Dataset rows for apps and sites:
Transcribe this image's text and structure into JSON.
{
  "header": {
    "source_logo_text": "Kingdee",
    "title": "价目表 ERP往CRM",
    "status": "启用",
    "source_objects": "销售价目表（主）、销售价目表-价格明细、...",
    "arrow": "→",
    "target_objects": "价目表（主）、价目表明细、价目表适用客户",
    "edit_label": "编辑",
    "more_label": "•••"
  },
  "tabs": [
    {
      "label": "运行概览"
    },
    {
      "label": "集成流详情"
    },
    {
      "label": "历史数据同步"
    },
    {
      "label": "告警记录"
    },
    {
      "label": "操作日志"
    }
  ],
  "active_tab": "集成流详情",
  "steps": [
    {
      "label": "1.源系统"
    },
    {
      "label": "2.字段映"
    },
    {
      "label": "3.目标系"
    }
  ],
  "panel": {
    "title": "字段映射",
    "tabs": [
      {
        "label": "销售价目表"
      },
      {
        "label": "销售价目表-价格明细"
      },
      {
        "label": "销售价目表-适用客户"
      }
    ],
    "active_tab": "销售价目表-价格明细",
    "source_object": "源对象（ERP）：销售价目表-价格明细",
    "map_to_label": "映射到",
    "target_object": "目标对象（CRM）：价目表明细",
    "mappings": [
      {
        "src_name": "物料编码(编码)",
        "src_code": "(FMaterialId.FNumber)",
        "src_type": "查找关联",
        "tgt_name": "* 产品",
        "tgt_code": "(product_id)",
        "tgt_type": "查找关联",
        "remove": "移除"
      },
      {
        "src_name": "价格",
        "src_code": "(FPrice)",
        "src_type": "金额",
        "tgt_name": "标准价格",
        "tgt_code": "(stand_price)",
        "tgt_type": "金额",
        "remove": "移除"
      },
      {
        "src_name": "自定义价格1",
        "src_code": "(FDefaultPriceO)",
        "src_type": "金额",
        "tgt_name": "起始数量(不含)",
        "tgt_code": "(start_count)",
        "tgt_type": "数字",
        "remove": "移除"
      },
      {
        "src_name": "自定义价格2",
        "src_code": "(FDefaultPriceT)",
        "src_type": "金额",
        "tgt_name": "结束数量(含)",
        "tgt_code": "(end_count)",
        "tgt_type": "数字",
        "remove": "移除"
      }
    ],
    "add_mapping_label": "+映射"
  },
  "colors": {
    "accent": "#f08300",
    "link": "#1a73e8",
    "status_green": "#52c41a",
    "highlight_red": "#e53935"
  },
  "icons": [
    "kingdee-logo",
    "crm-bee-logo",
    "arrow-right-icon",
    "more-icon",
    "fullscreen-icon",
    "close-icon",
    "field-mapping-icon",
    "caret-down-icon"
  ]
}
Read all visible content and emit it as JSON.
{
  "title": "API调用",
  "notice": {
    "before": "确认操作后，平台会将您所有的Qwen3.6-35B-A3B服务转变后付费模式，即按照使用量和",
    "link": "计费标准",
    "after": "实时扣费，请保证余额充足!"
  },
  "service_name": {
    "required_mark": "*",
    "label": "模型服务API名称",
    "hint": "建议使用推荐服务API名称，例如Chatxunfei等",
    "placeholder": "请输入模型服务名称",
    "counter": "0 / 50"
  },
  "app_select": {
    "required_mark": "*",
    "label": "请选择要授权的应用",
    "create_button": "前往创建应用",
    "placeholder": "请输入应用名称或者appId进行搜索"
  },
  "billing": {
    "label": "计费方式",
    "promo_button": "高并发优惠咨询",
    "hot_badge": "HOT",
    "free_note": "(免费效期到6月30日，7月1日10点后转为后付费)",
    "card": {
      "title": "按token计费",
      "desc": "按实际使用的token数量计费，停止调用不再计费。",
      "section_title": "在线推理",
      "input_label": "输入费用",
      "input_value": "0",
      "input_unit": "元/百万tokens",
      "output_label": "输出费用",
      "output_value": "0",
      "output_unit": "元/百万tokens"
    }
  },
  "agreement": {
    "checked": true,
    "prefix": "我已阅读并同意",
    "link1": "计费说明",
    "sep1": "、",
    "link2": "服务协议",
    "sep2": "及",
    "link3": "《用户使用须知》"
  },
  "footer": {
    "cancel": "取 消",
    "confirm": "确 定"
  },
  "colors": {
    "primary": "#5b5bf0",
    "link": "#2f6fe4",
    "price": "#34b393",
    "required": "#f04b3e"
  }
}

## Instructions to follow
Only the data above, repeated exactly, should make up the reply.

## The completed task
Transcribe this image's text and structure into JSON.
{
  "header": {
    "source_logo_text": "Kingdee",
    "title": "价目表 ERP往CRM",
    "status": "启用",
    "source_objects": "销售价目表（主）、销售价目表-价格明细、...",
    "arrow": "→",
    "target_objects": "价目表（主）、价目表明细、价目表适用客户",
    "edit_label": "编辑",
    "more_label": "•••"
  },
  "tabs": [
    {
      "label": "运行概览"
    },
    {
      "label": "集成流详情"
    },
    {
      "label": "历史数据同步"
    },
    {
      "label": "告警记录"
    },
    {
      "label": "操作日志"
    }
  ],
  "active_tab": "集成流详情",
  "steps": [
    {
      "label": "1.源系统"
    },
    {
      "label": "2.字段映"
    },
    {
      "label": "3.目标系"
    }
  ],
  "panel": {
    "title": "字段映射",
    "tabs": [
      {
        "label": "销售价目表"
      },
      {
        "label": "销售价目表-价格明细"
      },
      {
        "label": "销售价目表-适用客户"
      }
    ],
    "active_tab": "销售价目表-价格明细",
    "source_object": "源对象（ERP）：销售价目表-价格明细",
    "map_to_label": "映射到",
    "target_object": "目标对象（CRM）：价目表明细",
    "mappings": [
      {
        "src_name": "物料编码(编码)",
        "src_code": "(FMaterialId.FNumber)",
        "src_type": "查找关联",
        "tgt_name": "* 产品",
        "tgt_code": "(product_id)",
        "tgt_type": "查找关联",
        "remove": "移除"
      },
      {
        "src_name": "价格",
        "src_code": "(FPrice)",
        "src_type": "金额",
        "tgt_name": "标准价格",
        "tgt_code": "(stand_price)",
        "tgt_type": "金额",
        "remove": "移除"
      },
      {
        "src_name": "自定义价格1",
        "src_code": "(FDefaultPriceO)",
        "src_type": "金额",
        "tgt_name": "起始数量(不含)",
        "tgt_code": "(start_count)",
        "tgt_type": "数字",
        "remove": "移除"
      },
      {
        "src_name": "自定义价格2",
        "src_code": "(FDefaultPriceT)",
        "src_type": "金额",
        "tgt_name": "结束数量(含)",
        "tgt_code": "(end_count)",
        "tgt_type": "数字",
        "remove": "移除"
      }
    ],
    "add_mapping_label": "+映射"
  },
  "colors": {
    "accent": "#f08300",
    "link": "#1a73e8",
    "status_green": "#52c41a",
    "highlight_red": "#e53935"
  },
  "icons": [
    "kingdee-logo",
    "crm-bee-logo",
    "arrow-right-icon",
    "more-icon",
    "fullscreen-icon",
    "close-icon",
    "field-mapping-icon",
    "caret-down-icon"
  ]
}
Read all visible content and emit it as JSON.
{
  "title": "API调用",
  "notice": {
    "before": "确认操作后，平台会将您所有的Qwen3.6-35B-A3B服务转变后付费模式，即按照使用量和",
    "link": "计费标准",
    "after": "实时扣费，请保证余额充足!"
  },
  "service_name": {
    "required_mark": "*",
    "label": "模型服务API名称",
    "hint": "建议使用推荐服务API名称，例如Chatxunfei等",
    "placeholder": "请输入模型服务名称",
    "counter": "0 / 50"
  },
  "app_select": {
    "required_mark": "*",
    "label": "请选择要授权的应用",
    "create_button": "前往创建应用",
    "placeholder": "请输入应用名称或者appId进行搜索"
  },
  "billing": {
    "label": "计费方式",
    "promo_button": "高并发优惠咨询",
    "hot_badge": "HOT",
    "free_note": "(免费效期到6月30日，7月1日10点后转为后付费)",
    "card": {
      "title": "按token计费",
      "desc": "按实际使用的token数量计费，停止调用不再计费。",
      "section_title": "在线推理",
      "input_label": "输入费用",
      "input_value": "0",
      "input_unit": "元/百万tokens",
      "output_label": "输出费用",
      "output_value": "0",
      "output_unit": "元/百万tokens"
    }
  },
  "agreement": {
    "checked": true,
    "prefix": "我已阅读并同意",
    "link1": "计费说明",
    "sep1": "、",
    "link2": "服务协议",
    "sep2": "及",
    "link3": "《用户使用须知》"
  },
  "footer": {
    "cancel": "取 消",
    "confirm": "确 定"
  },
  "colors": {
    "primary": "#5b5bf0",
    "link": "#2f6fe4",
    "price": "#34b393",
    "required": "#f04b3e"
  }
}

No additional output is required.